The new regimen contains 200 mg emtricitabine (Gilead Sciences; F), 25 mg Edurant (rilpivirine, Janssen Therapeutics; R) and 25 mg tenofovir alafenamide (Gilead Sciences; TAF), and represents the smallest pill of any single tablet regimen, the release said. It is the second TAF-based regimen approved by the FDA and is indicated for patients aged 12 years and older with no history of ART and maximum HIV-1 RNA levels of 100,000 copies/mL. R/F/TAF also may be used as a substitute for a stable ART regimen in patients who have been virologically suppressed for at least 6 months.

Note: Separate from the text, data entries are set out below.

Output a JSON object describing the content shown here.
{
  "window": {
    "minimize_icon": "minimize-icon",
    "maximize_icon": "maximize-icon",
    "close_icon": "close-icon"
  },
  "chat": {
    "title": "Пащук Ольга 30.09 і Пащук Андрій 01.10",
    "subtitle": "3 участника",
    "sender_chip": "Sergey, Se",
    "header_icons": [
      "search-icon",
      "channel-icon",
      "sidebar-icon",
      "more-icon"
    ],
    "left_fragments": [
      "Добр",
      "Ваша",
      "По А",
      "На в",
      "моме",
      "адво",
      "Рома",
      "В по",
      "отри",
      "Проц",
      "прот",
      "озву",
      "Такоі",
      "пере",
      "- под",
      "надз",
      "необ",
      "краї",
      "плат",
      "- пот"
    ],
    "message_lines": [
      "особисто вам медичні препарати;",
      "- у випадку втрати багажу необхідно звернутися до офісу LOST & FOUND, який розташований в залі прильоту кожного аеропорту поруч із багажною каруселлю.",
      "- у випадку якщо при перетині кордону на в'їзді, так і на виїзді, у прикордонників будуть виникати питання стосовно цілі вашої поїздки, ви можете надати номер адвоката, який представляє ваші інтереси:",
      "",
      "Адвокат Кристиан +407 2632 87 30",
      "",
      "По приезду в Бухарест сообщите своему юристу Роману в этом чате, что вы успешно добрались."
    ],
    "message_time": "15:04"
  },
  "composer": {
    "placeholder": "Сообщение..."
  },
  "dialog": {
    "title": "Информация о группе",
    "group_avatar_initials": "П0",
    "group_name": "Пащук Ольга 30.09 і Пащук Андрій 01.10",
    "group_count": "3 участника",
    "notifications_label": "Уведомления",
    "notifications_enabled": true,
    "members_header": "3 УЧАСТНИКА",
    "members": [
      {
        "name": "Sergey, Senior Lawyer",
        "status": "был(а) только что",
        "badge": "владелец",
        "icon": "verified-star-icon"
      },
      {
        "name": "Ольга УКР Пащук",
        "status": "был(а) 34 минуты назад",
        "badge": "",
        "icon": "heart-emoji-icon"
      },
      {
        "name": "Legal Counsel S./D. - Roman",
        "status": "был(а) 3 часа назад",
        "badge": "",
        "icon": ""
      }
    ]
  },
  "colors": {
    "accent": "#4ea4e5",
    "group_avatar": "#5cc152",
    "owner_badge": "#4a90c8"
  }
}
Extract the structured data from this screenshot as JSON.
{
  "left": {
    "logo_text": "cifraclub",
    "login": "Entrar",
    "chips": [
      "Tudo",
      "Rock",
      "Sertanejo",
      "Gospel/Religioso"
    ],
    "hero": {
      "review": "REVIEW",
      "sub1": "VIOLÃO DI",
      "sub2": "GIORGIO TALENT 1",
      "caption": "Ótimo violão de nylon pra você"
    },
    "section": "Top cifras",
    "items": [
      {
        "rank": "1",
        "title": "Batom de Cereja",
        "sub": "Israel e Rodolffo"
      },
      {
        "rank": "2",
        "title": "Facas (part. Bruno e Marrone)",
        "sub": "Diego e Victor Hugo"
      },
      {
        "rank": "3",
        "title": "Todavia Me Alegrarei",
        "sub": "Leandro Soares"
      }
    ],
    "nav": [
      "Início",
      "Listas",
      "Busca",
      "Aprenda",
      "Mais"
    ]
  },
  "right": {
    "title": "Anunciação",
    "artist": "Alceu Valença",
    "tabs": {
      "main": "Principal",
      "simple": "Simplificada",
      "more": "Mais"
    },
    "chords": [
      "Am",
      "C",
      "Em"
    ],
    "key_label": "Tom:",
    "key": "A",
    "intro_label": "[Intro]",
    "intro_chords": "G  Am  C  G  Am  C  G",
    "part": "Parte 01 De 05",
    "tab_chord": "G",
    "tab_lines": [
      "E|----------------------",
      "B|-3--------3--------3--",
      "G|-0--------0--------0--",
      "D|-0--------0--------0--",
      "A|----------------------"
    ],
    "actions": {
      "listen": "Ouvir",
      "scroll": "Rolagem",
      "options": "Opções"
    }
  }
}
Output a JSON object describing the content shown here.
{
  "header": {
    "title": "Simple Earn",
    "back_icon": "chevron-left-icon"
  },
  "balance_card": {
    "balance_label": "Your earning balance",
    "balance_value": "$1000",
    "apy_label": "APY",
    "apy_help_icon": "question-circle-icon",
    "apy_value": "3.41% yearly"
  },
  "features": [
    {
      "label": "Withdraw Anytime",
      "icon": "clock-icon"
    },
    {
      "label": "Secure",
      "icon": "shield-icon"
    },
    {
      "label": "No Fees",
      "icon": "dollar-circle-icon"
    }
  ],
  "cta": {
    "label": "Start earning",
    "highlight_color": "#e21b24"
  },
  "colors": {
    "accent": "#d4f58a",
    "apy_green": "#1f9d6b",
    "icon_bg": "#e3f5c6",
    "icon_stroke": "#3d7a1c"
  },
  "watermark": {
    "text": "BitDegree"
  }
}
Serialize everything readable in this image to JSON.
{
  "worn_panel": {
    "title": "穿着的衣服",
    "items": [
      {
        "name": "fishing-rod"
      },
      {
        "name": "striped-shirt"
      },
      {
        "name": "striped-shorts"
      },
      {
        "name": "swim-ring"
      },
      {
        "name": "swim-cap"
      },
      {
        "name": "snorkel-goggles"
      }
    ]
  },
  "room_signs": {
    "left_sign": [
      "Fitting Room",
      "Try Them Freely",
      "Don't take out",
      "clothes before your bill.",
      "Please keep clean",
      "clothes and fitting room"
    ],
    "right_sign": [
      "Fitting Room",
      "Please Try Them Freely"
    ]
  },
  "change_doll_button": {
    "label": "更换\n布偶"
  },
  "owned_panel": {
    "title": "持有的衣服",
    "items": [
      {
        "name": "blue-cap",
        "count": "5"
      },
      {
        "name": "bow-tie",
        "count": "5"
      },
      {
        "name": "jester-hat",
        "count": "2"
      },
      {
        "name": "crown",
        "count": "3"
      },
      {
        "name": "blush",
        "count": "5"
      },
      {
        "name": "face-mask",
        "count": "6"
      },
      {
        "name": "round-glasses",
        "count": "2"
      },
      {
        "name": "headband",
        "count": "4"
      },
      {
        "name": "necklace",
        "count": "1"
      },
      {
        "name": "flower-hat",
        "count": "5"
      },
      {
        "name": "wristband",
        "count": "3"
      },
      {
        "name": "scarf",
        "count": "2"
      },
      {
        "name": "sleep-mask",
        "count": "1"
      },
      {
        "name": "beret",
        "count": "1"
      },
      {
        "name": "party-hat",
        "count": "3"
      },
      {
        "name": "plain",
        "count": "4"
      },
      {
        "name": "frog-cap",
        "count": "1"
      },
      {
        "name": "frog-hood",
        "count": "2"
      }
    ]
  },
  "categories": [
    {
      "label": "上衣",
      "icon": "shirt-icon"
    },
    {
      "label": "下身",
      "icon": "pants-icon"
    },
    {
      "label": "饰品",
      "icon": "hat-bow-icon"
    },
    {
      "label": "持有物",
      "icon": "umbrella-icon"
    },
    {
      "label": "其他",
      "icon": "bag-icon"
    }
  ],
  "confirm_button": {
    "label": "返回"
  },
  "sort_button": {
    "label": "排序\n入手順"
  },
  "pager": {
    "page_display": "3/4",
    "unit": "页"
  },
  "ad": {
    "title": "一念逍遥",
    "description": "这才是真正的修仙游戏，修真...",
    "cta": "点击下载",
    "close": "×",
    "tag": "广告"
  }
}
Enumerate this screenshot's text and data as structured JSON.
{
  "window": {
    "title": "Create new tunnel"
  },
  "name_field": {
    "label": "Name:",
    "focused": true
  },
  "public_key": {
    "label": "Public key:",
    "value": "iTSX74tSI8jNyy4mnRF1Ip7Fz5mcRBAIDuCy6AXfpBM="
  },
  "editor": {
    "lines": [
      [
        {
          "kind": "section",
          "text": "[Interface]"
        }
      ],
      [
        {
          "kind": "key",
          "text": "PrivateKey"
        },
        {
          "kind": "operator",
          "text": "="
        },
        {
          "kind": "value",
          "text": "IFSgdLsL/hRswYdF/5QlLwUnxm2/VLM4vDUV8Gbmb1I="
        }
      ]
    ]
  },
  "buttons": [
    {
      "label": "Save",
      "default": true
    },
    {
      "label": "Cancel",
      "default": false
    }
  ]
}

The approval is based on the results of clinical trials that assessed the safety, efficacy and tolerability of rilpivirine-based therapy administered as R/F/Viread (tenofovir disoproxil fumarate, Gilead Sciences; TDF) and R plus F/TDF, and F/TAF-based therapy administered as Genvoya (elvitegravir/cobicistat/emtricitabine/TAF, Gilead Sciences; E/C/F/TAF) in various HIV-positive populations including treatment-naive adults and adolescents and virologically suppressed adults with or without mild-to-moderate renal impairment who switched from protease inhibitor-, non-nucleoside reverse-transcriptase inhibitor-, and integrase strand-transfer inhibitor-based regimens. A bioequivalence study demonstrated that R/F/TAF achieved similar drug levels as E/C/F/TAF and F in the blood.

TAF is administered in a lower dose compared with TDF and reduces the amount of tenofovir in the bloodstream by 90%, the release said. Data from clinical trials also demonstrated that TAF improved renal and bone safety vs. TDF.

John C. Martin, PhD

John C. Martin

“As people are living longer with HIV, there is an increasing need to develop new treatments that are tolerable and help address long-term health for patients,” John C. Martin, PhD, chairman and chief executive officer of Gilead Sciences, said in the release. “Odefsey’s safety, efficacy and tolerability profile offers a new treatment option to support the needs of a range of patients and represents Gilead’s commitment to innovation in the field of HIV.”

The new treatment carries a boxed warning alerting health care providers of the risk for lactic acidosis and severe hepatomegaly with steatosis, and the worsening of hepatitis B in coinfected patients post treatment.

The most common adverse events associated with rilpivirine are depression, insomnia and headaches, according to the release. The most frequent adverse event associated with emtricitabine and TAF is nausea.

Disclosure: Martin is an employee of Gilead Sciences.